The Bad Lieutenant: Port of Call: New Orleans (2009, dir. Werner Herzog)
Starring Nicolas Cage, Val Kilmer, Eva Mendes, Fairuza Balk, Xzibit, Jennifer Coolidge, Brad Dourif, Michael Shannon
At one point in this film, I swear Nicolas Cage was attempting to channel Tony Clifton, the obnoxious lounge singer persona adopted by Andy Kaufman on occasion. This unofficial sequel to the 1992 Bad Lieutenant film is such a bizarre piece of cinema that lives somewhere between classic film noir and surrealist Lynch land. And there really is no other actor who could bring the right level of insanity to this role other than Cage. Even when its impossible for the audience not to react with laughter, Cage is going to keep pushing the boundaries of what we will tolerate.
The film begins in the aftermath of Hurricane Katrina, Terence McDonagh and his partner, Stevie Pruit find a prisoner in the jail with water up to his neck. Instead of rushing to help they place bets on how long it will take the man to drown. Eventually, McDonagh decides to jump in and help, however the water is to shallow and he injures his back. McDonagh is a scumbag. He has the officer running the evidence room sneaking a cocktail of drugs out for him, he stalks college aged kids leaving nightclubs to confiscate their drugs, he has a prostitute girlfriend he seems in no rush to help get out of the business, and he’s just an all around asshole. A crime scene is discovered where an entire family has been killed execution style. McDonagh begins to uncover that the father was dealing drugs on another man’s territory and attempts to solve the case using methods that pretty much violate every law on the books.

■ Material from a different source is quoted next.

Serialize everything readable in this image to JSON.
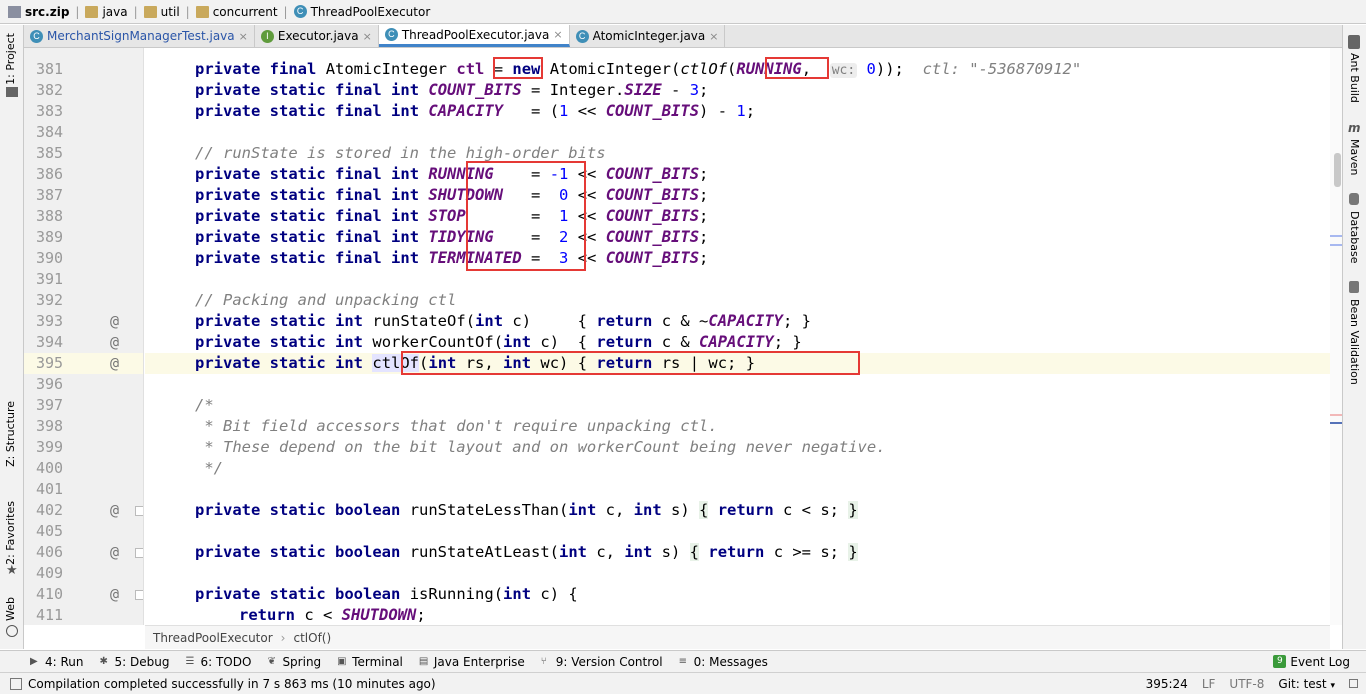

Director Herzog employs some awfully strange choices in making this film. McDonagh’s drug use causes him to have hallucinations that the audience gets to see. During surveillance on a suspect’s house he swears there are two iguanas on the table while the other officers simply give each other confused looks. Later, after a mobster is killed Cage tells the killer to shoot again because “his soul is still dancing”, reflected by a break dancer spinning in the middle of the room. There are other pieces of scenery that keep that wacked out feeling continuing through the film. Actors like Brad Dourif, Michael Shannon, and Fairuza Balk add that twisted atmosphere to every scene they are in.
McDonagh is constantly on the go. There isn’t a single scene where we see him in his home, ready to fall asleep for the night. Instead he is always wheeling and dealing, playing one party against the other in incredibly flimsy ways that you know are going to catch up to him sooner or later. He owes thousands to bookie Dourif and tries dealing drugs out of the evidence room to pay it off, while trying to avoid the suspicion of his superiors. There really isn’t a film comparable to the insanity of this one and if you are a film lover like me, whom finds a sick enjoyment in Nicolas Cage’s frantic nature then you desperately need to pick this up.